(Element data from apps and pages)
___

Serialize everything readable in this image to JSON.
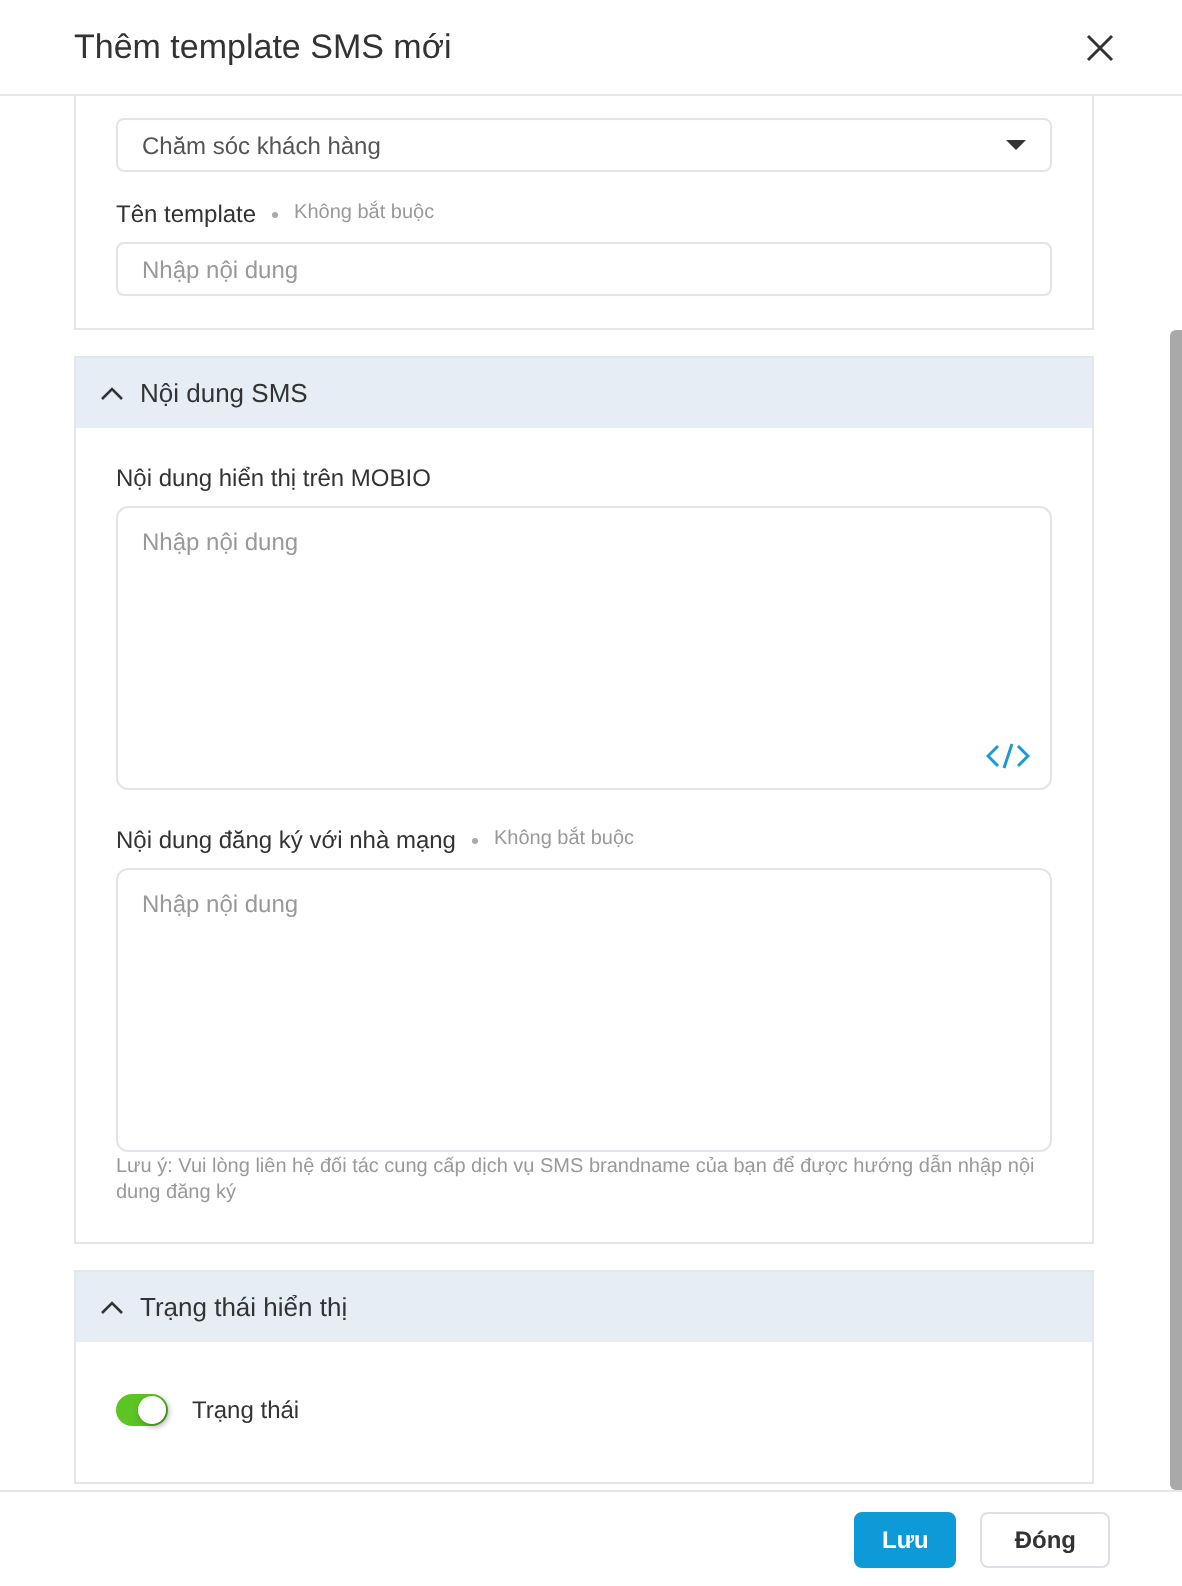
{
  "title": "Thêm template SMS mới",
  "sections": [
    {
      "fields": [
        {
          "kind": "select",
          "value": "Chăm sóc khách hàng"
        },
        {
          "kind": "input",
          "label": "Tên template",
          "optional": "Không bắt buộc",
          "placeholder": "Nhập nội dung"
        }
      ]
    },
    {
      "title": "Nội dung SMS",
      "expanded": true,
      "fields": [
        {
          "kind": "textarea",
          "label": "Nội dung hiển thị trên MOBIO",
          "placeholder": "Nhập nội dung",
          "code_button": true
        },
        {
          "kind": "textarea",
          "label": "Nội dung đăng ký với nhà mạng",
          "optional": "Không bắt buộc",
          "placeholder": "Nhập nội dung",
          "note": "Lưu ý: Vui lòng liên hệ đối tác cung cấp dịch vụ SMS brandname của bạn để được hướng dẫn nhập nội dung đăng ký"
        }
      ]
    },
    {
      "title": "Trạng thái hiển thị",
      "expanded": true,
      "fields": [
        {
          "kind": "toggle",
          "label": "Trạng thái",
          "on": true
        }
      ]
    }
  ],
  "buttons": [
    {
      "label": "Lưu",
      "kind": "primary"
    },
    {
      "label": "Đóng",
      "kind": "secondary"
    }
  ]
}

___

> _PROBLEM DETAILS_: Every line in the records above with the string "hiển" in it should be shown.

> _EXERCISE RESULT_:
          "label": "Nội dung hiển thị trên MOBIO",
      "title": "Trạng thái hiển thị",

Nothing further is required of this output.